Piotr Ilych Tchaikovsky was a composer, conductor and teacher. He was the son of a mining engineer. By the age of six, he was able to read in French and German. From 1852 to 1859, Tchaikovsky studied at the School of Jurisprudence. Upon graduation, he worked for the Ministry of Justice. From 1862 to 1865, he attended the newly established Saint Petersburg Conservatory, studying with Anton Rubinstein. Tchaikovsky taught at the Moscow Conservatory between 1866 and 1878. In July 1877, Tchaikovsky married Antonina Ivanovna Milyukova. They separated two months after, but never divorced. During the next six years, he travelled extensively and spent long periods of time abroad. In 1888, Alexander III awarded Tchaikovsky a lifetime pension. He conducted the first performance of the Sixth Symphony on October 28, 1893, and died a few days after, on November 6. Besides much speculation, the cause of his death has never been clarified. Tchaikovsky composed three piano concertos, a Concert Fantasia for piano and orchestra, and a number of solo piano works including two sonatas, Scherzo á la russe, three Chant sans paroles, Vals caprice, Les saisons, Dumka, Album for the young, Douze morceaux, and numerous other pieces such as nocturnes, impromptus, collections of morceaux, waltzes, caprices and mazurkas. Tchaikovsky´s brother Modest wrote The Life of Piotr Ilyich Tchaikovsky, a crucial biography of the composer´s life.


Thalberg, Sigismond

German or Austrian (Pâquis, near Geneva, January 8, 1812 — Posillipo, near Naples, April 27, 1871)

Sigismond Thalberg was a pianist and composer. He was, next to Franz Liszt, the greatest virtuoso of the mid-nineteenth century in Europe. He played almost exclusively his own compositions, which were mainly fantasias based on opera themes by Rossini, Meyerbeer, Donizetti and Verdi. Although he initially went to Vienna to study for diplomatic service, he became a touring and successful pianist, travelling all over Europe, Brazil, Havana and the United States, where he lived and taught for a few years. His “three-hand effect” technique became very popular. His didactic work L´art du chant appliqué au piano reveals Thalberg´s ability to combine the brilliance of the execution with his preoccupation with imbuing the bel canto into his playing. He married the daughter of Luigi Lablache, an opera singer.
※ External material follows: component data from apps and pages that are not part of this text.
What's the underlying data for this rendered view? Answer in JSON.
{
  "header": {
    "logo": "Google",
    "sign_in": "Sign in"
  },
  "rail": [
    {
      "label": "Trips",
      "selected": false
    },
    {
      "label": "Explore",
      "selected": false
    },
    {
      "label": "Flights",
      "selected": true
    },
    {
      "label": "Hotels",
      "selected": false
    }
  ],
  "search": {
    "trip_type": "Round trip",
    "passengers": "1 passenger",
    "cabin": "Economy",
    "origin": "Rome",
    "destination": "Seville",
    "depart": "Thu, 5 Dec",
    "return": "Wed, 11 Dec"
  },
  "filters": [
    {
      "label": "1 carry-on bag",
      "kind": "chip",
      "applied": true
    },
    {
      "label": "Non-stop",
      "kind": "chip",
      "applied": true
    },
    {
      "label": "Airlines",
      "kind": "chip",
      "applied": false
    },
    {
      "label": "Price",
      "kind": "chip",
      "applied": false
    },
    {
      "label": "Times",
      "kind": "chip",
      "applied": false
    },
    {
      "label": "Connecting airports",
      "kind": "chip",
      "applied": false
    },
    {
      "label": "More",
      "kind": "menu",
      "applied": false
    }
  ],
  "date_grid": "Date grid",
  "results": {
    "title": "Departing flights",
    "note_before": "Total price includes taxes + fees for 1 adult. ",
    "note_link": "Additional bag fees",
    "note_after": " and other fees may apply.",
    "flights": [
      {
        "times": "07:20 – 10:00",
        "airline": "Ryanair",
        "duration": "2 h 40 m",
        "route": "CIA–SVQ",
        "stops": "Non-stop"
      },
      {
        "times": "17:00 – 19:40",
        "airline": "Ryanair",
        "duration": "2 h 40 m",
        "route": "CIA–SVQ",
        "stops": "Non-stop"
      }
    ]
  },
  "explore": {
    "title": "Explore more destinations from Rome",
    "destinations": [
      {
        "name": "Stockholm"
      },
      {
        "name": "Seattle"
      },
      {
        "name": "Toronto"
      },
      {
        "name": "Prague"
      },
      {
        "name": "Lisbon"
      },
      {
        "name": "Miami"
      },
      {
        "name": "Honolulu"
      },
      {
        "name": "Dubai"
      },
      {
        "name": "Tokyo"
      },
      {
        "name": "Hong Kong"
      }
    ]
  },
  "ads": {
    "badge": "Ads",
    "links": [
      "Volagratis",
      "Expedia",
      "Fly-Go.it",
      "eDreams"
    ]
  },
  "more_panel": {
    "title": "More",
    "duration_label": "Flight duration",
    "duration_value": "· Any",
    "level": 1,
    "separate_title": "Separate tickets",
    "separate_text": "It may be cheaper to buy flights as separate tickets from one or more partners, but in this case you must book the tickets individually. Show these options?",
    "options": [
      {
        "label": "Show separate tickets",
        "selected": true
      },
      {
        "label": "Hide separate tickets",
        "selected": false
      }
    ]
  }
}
He spent the last few years of his life in a villa in Italy as a viticulturist. 

[See the Sigismond Thalberg Tradition]


van den Bergh, Gertrude

Dutch (Baptized in Cologne, January 21, 1793 — The Hague, September 10, 1840)

Gertrude van den Bergh was a pianist and composer. She published a piano sonata at the age of nine. In The Hague, she became a renowned interpreter of the music of Beethoven and was also among the earliest performers of J.S. Bach´s music. She taught several members of the Dutch royal family. Van den Bergh produced such virtuoso piano works as the Rondeau pour le pianoforte op. 3.


Zaremba, Nikolay

Belarusian (Vitsebsk province, June 15, 1821 — Saint Petersburg, September 8, 1879)

Nikolay Zaremba was a teacher and composer. Ha taught at the Saint Petersburg School of the Russian Musical Society and at the Saint Petersburg Conservatory, where he succeeded Anton Rubinstein as director in 1867. He worked towards improving the music curriculum and the level of teaching at the conservatory. Zaremba was a pioneer in the use of the Russian language instead of German in music theory classes. Tchaikovsky was among his students. Zaremba wrote some piano pieces.